MATERIAL PROVIDED -
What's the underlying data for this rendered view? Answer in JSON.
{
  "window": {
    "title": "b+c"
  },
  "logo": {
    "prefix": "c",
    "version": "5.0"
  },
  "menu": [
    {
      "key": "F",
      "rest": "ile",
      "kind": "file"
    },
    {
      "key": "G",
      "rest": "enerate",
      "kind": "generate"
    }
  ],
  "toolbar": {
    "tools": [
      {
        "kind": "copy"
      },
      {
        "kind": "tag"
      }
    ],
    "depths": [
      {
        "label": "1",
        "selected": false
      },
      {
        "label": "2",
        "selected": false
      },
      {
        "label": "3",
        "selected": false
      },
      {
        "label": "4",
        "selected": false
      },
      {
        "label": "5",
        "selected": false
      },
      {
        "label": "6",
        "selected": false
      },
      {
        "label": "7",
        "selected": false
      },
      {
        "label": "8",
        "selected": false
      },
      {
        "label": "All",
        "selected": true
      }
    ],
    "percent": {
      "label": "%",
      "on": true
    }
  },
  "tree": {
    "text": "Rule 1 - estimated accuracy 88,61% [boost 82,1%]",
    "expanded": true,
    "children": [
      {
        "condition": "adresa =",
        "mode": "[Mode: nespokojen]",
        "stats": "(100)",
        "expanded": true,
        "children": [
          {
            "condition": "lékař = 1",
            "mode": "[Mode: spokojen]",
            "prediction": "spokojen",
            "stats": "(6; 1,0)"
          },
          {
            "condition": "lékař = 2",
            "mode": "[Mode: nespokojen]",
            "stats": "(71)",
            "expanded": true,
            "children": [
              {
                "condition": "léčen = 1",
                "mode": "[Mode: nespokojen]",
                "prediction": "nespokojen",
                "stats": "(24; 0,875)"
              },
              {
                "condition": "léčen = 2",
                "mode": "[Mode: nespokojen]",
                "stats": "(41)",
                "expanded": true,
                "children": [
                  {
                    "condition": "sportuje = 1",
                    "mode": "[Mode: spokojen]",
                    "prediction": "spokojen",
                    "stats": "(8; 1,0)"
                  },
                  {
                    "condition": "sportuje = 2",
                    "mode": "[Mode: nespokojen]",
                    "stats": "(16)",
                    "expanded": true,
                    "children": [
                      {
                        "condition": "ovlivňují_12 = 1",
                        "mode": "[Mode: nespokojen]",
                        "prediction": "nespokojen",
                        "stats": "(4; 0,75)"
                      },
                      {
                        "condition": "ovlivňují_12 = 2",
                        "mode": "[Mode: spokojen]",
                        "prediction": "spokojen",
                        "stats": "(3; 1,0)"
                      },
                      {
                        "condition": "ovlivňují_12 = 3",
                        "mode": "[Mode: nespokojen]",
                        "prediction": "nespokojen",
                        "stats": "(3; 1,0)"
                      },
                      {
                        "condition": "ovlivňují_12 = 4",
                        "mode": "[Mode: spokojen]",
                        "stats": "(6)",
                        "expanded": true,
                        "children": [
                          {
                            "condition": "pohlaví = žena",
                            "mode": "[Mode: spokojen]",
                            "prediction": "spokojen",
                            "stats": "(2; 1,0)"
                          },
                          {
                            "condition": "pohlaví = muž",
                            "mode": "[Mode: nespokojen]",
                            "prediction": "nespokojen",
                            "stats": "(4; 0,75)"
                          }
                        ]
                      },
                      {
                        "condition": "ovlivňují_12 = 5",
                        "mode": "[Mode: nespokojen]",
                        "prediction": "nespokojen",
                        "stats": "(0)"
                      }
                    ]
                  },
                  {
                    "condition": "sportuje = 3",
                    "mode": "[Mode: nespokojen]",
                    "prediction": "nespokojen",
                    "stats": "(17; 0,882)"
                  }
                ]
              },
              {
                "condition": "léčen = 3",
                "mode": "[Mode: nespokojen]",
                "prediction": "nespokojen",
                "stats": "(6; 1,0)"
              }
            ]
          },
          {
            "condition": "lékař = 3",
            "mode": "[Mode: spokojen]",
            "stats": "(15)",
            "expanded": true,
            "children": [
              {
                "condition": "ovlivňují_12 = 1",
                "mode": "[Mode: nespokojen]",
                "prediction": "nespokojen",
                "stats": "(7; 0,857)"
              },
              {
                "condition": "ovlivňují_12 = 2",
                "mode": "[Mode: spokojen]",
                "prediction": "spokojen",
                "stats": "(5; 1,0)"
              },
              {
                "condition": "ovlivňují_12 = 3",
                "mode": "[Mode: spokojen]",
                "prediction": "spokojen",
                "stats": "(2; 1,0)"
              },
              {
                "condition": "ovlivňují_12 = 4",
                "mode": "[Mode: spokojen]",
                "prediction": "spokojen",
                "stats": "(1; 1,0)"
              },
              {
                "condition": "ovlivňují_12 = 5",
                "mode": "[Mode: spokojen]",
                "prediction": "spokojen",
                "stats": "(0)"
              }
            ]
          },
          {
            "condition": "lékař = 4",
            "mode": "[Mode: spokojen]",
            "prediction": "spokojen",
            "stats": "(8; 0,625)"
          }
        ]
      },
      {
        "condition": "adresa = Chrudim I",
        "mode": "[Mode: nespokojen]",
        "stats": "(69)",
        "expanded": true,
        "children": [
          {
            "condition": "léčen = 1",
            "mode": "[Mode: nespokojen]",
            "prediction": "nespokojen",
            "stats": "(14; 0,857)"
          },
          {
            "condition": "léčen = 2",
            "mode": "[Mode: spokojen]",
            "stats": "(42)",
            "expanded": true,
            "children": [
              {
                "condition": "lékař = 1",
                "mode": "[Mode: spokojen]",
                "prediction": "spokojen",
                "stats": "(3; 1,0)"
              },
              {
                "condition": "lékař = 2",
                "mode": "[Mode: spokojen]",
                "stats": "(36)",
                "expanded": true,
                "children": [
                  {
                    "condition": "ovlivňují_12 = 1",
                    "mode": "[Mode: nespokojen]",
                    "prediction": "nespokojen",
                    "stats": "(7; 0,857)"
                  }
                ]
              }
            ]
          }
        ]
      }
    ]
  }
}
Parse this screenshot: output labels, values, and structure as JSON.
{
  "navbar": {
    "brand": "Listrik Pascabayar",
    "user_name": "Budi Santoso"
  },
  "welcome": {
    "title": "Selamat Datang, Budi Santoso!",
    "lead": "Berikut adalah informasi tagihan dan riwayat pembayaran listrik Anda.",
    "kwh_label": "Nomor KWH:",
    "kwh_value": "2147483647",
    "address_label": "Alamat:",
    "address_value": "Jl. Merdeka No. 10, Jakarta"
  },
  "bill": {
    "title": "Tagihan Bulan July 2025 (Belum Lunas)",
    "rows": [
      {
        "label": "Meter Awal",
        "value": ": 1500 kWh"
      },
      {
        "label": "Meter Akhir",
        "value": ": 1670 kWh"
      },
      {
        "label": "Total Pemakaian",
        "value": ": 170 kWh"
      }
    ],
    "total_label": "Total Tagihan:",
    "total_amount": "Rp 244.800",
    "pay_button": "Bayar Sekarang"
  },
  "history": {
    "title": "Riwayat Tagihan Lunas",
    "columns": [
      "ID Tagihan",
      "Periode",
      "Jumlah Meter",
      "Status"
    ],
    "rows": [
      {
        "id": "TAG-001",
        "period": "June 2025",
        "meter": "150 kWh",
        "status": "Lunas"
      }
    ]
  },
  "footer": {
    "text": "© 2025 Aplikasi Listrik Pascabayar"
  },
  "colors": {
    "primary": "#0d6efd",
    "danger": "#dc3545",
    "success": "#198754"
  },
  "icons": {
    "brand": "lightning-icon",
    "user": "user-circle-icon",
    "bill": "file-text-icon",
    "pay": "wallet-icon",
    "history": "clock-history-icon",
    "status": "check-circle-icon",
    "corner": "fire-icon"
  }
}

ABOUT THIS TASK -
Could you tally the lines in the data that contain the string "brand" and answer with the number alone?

SOLUTION FOR THIS TASK -
2